> PROBLEM TO WORK ON
Across all the entries, tally the lines holding the word "الكاشير", and give the number by itself.

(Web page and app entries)
============================================================
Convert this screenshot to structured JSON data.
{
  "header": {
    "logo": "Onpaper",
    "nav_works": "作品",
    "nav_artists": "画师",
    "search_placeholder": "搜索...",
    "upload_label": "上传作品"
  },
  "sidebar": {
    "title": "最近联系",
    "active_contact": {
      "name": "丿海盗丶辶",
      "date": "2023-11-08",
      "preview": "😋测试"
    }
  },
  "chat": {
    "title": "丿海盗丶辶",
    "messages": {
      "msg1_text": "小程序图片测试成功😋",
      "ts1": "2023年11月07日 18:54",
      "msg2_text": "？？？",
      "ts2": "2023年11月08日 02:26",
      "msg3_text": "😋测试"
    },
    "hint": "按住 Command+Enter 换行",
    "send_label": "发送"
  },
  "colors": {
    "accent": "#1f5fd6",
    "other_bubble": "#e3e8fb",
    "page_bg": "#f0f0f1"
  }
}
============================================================
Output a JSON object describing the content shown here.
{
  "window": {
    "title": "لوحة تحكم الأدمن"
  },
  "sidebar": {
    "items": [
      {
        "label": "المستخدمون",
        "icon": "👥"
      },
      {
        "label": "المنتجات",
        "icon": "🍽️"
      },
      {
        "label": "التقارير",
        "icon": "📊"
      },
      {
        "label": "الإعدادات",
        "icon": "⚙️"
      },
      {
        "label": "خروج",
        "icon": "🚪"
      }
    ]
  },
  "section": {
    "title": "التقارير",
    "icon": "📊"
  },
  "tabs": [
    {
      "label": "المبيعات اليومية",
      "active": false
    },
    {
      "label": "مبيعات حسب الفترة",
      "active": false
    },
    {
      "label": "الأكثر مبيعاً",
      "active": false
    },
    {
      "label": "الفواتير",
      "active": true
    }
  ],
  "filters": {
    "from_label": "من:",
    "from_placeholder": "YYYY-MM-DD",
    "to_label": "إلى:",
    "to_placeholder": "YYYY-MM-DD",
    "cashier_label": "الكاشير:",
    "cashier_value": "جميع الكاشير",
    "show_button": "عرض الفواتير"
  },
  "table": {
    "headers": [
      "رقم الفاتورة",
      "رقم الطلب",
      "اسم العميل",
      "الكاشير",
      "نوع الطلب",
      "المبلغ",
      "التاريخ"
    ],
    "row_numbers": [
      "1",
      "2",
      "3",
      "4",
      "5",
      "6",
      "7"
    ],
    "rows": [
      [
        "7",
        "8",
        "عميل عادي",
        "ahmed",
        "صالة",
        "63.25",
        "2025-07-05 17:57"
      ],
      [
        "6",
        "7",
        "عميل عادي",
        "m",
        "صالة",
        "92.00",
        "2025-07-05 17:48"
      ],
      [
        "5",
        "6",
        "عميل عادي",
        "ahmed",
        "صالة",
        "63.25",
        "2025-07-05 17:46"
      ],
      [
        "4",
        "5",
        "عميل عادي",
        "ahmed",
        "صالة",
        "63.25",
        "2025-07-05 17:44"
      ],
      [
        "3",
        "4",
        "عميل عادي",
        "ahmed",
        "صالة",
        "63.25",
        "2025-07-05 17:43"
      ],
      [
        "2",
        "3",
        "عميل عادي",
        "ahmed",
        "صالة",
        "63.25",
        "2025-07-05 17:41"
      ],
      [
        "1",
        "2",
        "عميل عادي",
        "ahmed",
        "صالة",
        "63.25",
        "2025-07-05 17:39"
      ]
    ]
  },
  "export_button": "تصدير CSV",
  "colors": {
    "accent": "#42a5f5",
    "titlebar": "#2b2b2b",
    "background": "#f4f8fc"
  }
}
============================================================
> OUTPUT FOR THIS TASK
3